An understanding of God's revealed will (His precepts) and God's sovereign will would be of great help here. God commands various things in line with what would be pleasing in His sight, yet we all know that not all and in fact most of them do not come to pass. God is against sins of any kind, yet we all know that men sin everyday. Thus, it can be seen that God's will of command is often frustrated, and thus not come to pass.
If God is indeed sovereign however, then all that He desires to come to pass will be indeed accomplished (cf Dan. 4:35 etc). In this we speak of God's sovereign will or His will of desire. Nothing can ever thwart God's desires, for such is the very essence of what it means to be totally sovereign.
Knowing this, we can see that Gamaliel's advice alludes merely to the sovereignty of God or God's sovereign will. However, are we to follow the commands of God or the sovereign decrees of God? God summons us to obey His commands (for that is the very definition of the concept of 'command'), while His sovereign will is not our domain to discern and attempt to accomplish (cf Deut. 29:29). God calls us to obey His Word and we are to do them. In the case of exposing errors, that is the command of Scripture especially in Jude 1:3. Therefore, we are to follow God's commands in this respect instead of attempting to discern God's will based upon the successes or failures of any person/ ministry.

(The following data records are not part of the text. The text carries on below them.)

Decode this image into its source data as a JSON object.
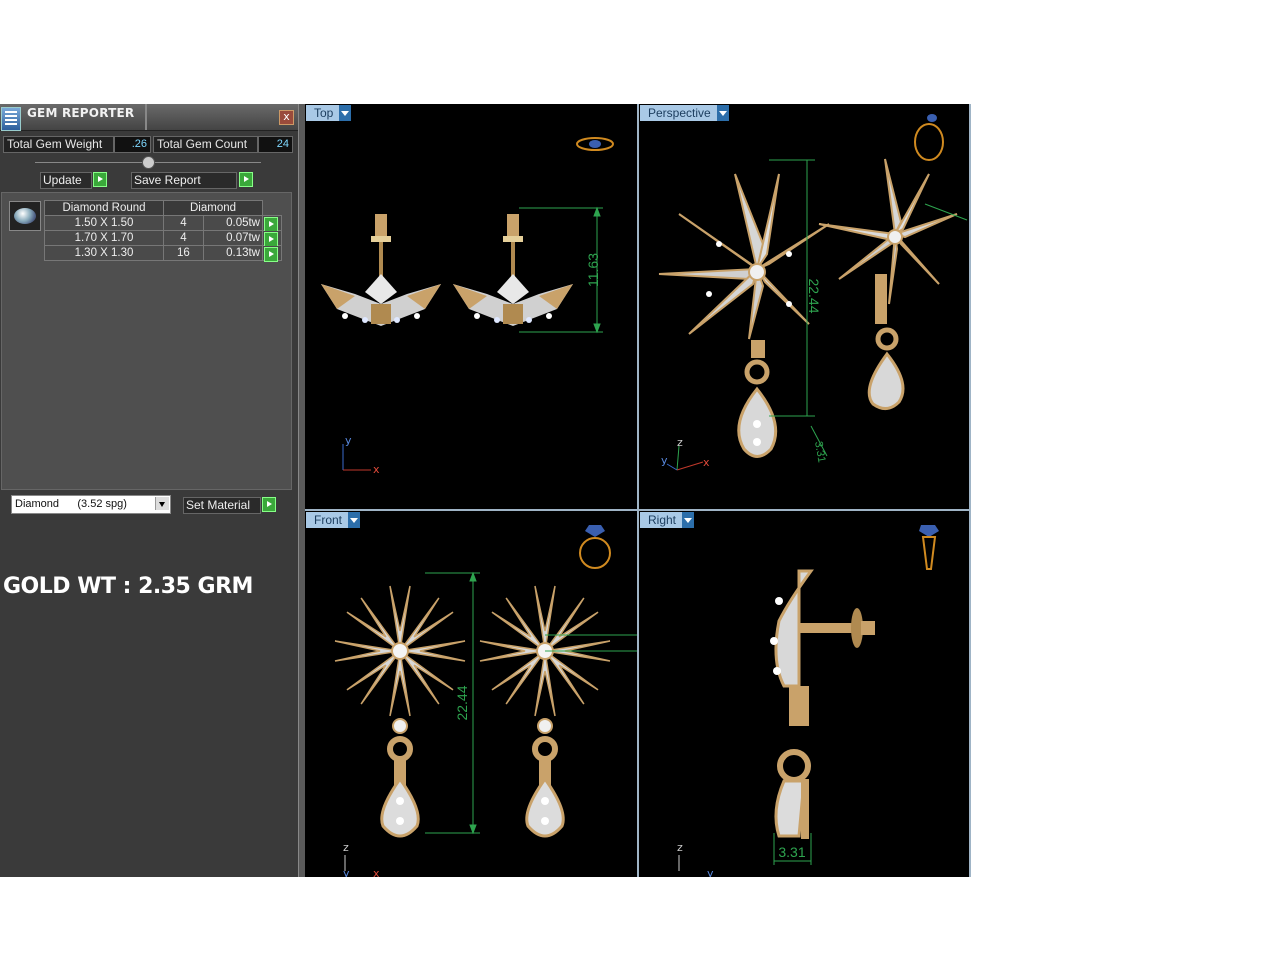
{
  "panel": {
    "title": "GEM REPORTER",
    "close_label": "x",
    "total_weight_label": "Total Gem Weight",
    "total_weight_value": ".26",
    "total_count_label": "Total Gem Count",
    "total_count_value": "24",
    "update_label": "Update",
    "save_report_label": "Save Report",
    "table": {
      "headers": [
        "Diamond Round",
        "Diamond"
      ],
      "rows": [
        {
          "size": "1.50 X 1.50",
          "count": "4",
          "weight": "0.05tw"
        },
        {
          "size": "1.70 X 1.70",
          "count": "4",
          "weight": "0.07tw"
        },
        {
          "size": "1.30 X 1.30",
          "count": "16",
          "weight": "0.13tw"
        }
      ]
    },
    "material_value": "Diamond      (3.52 spg)",
    "set_material_label": "Set Material"
  },
  "annotation": {
    "gold_weight": "GOLD WT : 2.35 GRM"
  },
  "viewports": {
    "top": {
      "label": "Top",
      "dimension": "11.63",
      "axes": [
        "y",
        "x"
      ]
    },
    "perspective": {
      "label": "Perspective",
      "dimension": "22.44",
      "dimension2": "3.31",
      "axes": [
        "z",
        "y",
        "x"
      ]
    },
    "front": {
      "label": "Front",
      "dimension": "22.44",
      "axes": [
        "z",
        "y",
        "x"
      ]
    },
    "right": {
      "label": "Right",
      "dimension": "3.31",
      "axes": [
        "z",
        "y"
      ]
    }
  },
  "colors": {
    "dimension": "#2ea44f",
    "metal_gold": "#c9a26a",
    "metal_white": "#e6e6e6",
    "tab_bg": "#a9c9e6"
  }
}
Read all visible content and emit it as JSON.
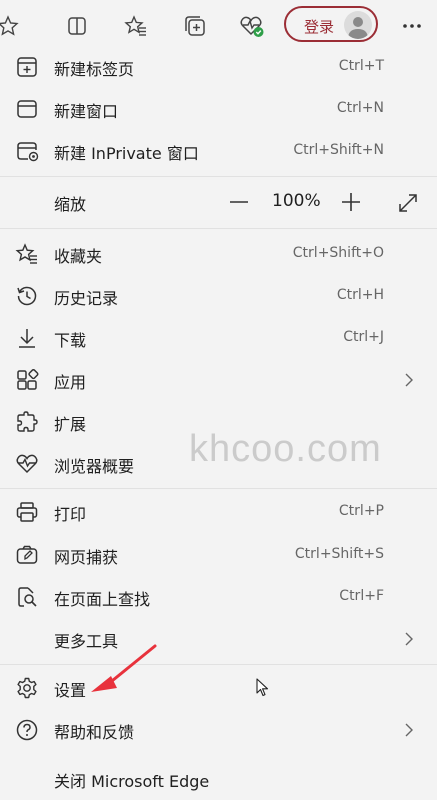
{
  "toolbar": {
    "signin_label": "登录",
    "icons": [
      "favorites-star-icon",
      "split-screen-icon",
      "favorites-icon",
      "collections-icon",
      "browser-essentials-icon",
      "more-options-icon"
    ]
  },
  "menu": {
    "new_tab": {
      "label": "新建标签页",
      "shortcut": "Ctrl+T"
    },
    "new_window": {
      "label": "新建窗口",
      "shortcut": "Ctrl+N"
    },
    "new_inprivate": {
      "label": "新建 InPrivate 窗口",
      "shortcut": "Ctrl+Shift+N"
    },
    "zoom": {
      "label": "缩放",
      "minus": "—",
      "value": "100%",
      "plus": "+"
    },
    "favorites": {
      "label": "收藏夹",
      "shortcut": "Ctrl+Shift+O"
    },
    "history": {
      "label": "历史记录",
      "shortcut": "Ctrl+H"
    },
    "downloads": {
      "label": "下载",
      "shortcut": "Ctrl+J"
    },
    "apps": {
      "label": "应用"
    },
    "extensions": {
      "label": "扩展"
    },
    "browser_essentials": {
      "label": "浏览器概要"
    },
    "print": {
      "label": "打印",
      "shortcut": "Ctrl+P"
    },
    "web_capture": {
      "label": "网页捕获",
      "shortcut": "Ctrl+Shift+S"
    },
    "find_on_page": {
      "label": "在页面上查找",
      "shortcut": "Ctrl+F"
    },
    "more_tools": {
      "label": "更多工具"
    },
    "settings": {
      "label": "设置"
    },
    "help_feedback": {
      "label": "帮助和反馈"
    },
    "close_edge": {
      "label": "关闭 Microsoft Edge"
    }
  },
  "watermark": "khcoo.com",
  "colors": {
    "accent": "#9b2d35",
    "arrow": "#e8323c",
    "status_green": "#2e9e48"
  }
}
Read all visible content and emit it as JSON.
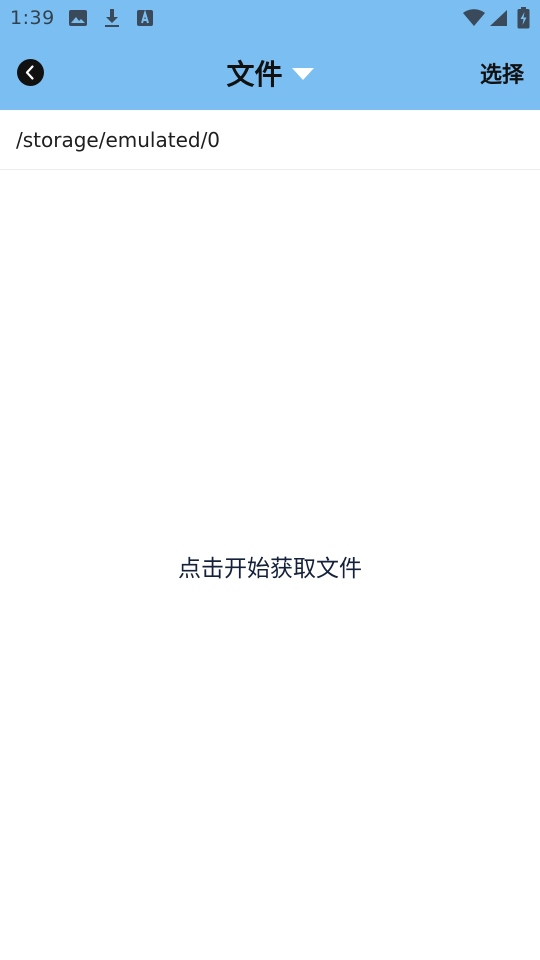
{
  "status_bar": {
    "time": "1:39",
    "icons": [
      "image-icon",
      "download-icon",
      "font-a-icon",
      "wifi-icon",
      "signal-icon",
      "battery-charging-icon"
    ]
  },
  "app_bar": {
    "back_icon": "chevron-left-icon",
    "title": "文件",
    "title_dropdown_icon": "caret-down-icon",
    "select_label": "选择"
  },
  "path_bar": {
    "path": "/storage/emulated/0"
  },
  "content": {
    "empty_message": "点击开始获取文件"
  },
  "colors": {
    "app_bar_bg": "#7bbff2",
    "background": "#ffffff",
    "text_primary": "#111111"
  }
}
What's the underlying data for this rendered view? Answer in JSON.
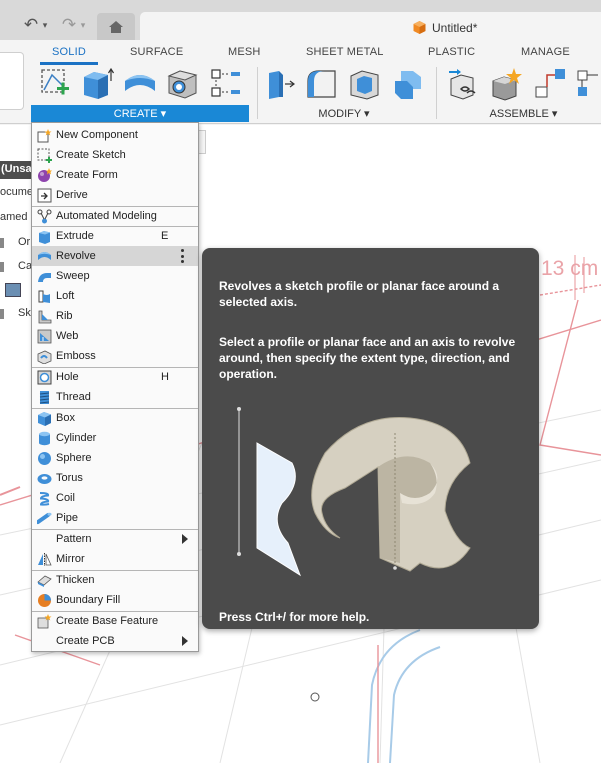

One other error in misquoting such a verse to teach fatalism is that it assumes that God will in fact do such and such. In the biblical context, is it always the case that a plan of God will succeed while a plan of men will fail? If such is the case, then isn't Islam the true religion, after all having conquered the heartlands of ancient Christianity (by the sword) and now being well on its way to overrun Europe in the near future? Who or what determines failure and success? Biblically, without the full revelation of Scripture, did the plan of God fail when Jerusalem fell to the Babylonian Empire? Was the Davidic Covenant made void when the last king of Judah was executed with his sons? It would certainly seem that way for the people living at that time.
God sovereignly allows things to pass that may not be what seems good to us, for example the captivity of Judah. Therefore, Gamaliel's advice, while it may be generally correct, is flawed. Further proof can be obtained if we were to think what is actually involved if such a fatalistic attitude were to be implemented in all of life and not just ministry: Vaccines are not necessary because if you are destined to fall sick, you will regardless of whether you have the vaccine or not and vice versa; Medicine do not need to be taken too to cure an illness, since the disease may be from God and vice versa; etc. Gamaliel's advice is therefore absurd when applied to "practical" life issues, so what more spiritual issues that are more real than the present world?
In our actions, we are to obey God's commands in everything (not just in the area of discernment), and not to attempt to "follow God" through deciphering God's intention through providence or any other ways. Even if God had actually decreed a certain evil end, it is right and proper for us to follow God's commands in Scripture to work against that evil end. For how do we know God's intentions — that He may use us as an instrument to halt that evil? Our actions are to be guided by the precepts of Scripture, not garnered through sinful enquiry into what God is actually going to do or not to do!
In conclusion, these two verses are merely descriptive of Gamaliel's advice which was useful providentially, but they are not prescriptive for God's people. Gamaliel's advice is therefore not biblical, and we should therefore treat it as the narrative it actually is rather than grounding our conduct on it.